Pascual urged the United States and the international community to consider some creative, though non-urgent, recommendations for Lebanon. These include the development of an independent fund that can support feasibility studies in Lebanon and the establishment of public-private partnerships among Lebanese to address issues of transparency and corruption.
Pascual concluded by addressing the issue of the perceived challenge posed by Hizballah’s role and presence in south Lebanon to the international community’s assistance efforts. In his view, there are essentially two options for the international community: the first alternative is to work with the Lebanese government and try to find effective means to channel resources using NGOs (initially as proxies) and the banking system. The second, evidently less acceptable, alternative is to give in to the impression that the only actors capable and committed to effectively addressing the needs of the Shi’ah community in Lebanon are Hizballah and its proxies.

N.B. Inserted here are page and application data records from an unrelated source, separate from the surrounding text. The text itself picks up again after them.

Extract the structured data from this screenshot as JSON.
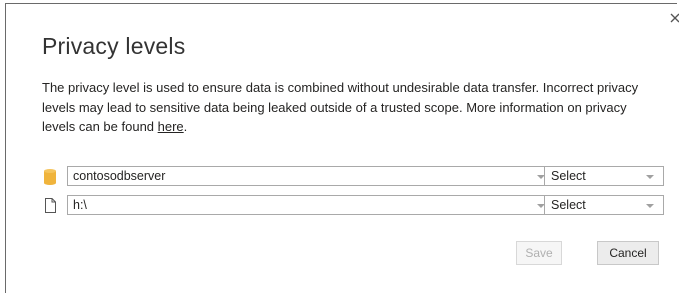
{
  "dialog": {
    "title": "Privacy levels",
    "close_icon": "close-icon",
    "description_pre": "The privacy level is used to ensure data is combined without undesirable data transfer. Incorrect privacy levels may lead to sensitive data being leaked outside of a trusted scope. More information on privacy levels can be found ",
    "description_link": "here",
    "description_post": "."
  },
  "sources": [
    {
      "icon": "database-icon",
      "name": "contosodbserver",
      "level": "Select"
    },
    {
      "icon": "file-icon",
      "name": "h:\\",
      "level": "Select"
    }
  ],
  "buttons": {
    "save": "Save",
    "cancel": "Cancel"
  },
  "colors": {
    "database_icon": "#f0b43c",
    "border": "#a9a9a9",
    "disabled_text": "#b0b0b0"
  }
}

Ward also serves as the co-chair of United States Agency for International Development’s (USAID) new Task Force for Lebanon. He began by stressing the importance of U.S. President George W. Bush’s private sector initiative for Lebanon, which he saw as an encouraging new U.S. government approach to foreign aid. Ward voiced optimism about the future, having traveled to Lebanon with three enthusiastic chief executive officers (CEO) from the private sector delegation. The private sector delegation, Ward explained, was committed to looking for long-term solutions in Lebanon, rather than just raising money.
Ward then talked about the contributions of USAID during and after the Lebanon crisis. These included the mobilization of a disaster assistance response team which was in charge of providing basic services to the Lebanese population in Beirut’s suburbs, the Beka’a Valley, and in a number of regions in the south including Tyre and Nabatiyeh.
Ward went on to explain how USAID had to take into consideration the sensitive issue of ensuring that it was not funding Lebanese organizations that had links to foreign terrorist organizations. To that end, USAID initially focused exclusively on funding international NGOs and UN agencies that have been working in Lebanon for a long time, as such agencies knew which local organizations USAID could partner with.
Following the relief phase, Ward said that the U.S. government turned its attention towards the need to rebuild roads and bridges, rehabilitate schools, support housing reconstruction, remove unexploded ordnance, and help with the oil spill cleanup. The latter is particularly important to the tourism sector, which is Lebanon’s main foreign exchange earner.
Instead of focusing its efforts on the physical infrastructure and the healthcare system, USAID has worked on stimulating the Lebanese economy and on creating jobs in the agricultural sector, business, information, communications technology, and tourism sectors. USAID has also invested heavily in higher education by providing scholarship funds to the four American universities that operate in Lebanon. Finally, USAID has worked on enhancing municipal capacity and on coordinating with civil society groups on issues of transparency and accountability.
Education is a sector where there is almost universal consensus that it is the key linchpin for achievement of almost all of the other goals, whether you’re talking about peace, or jobs, or even health, or poverty, or livable cities, or environmental awareness...[Yet, it remains] one of the least well-funded sectors.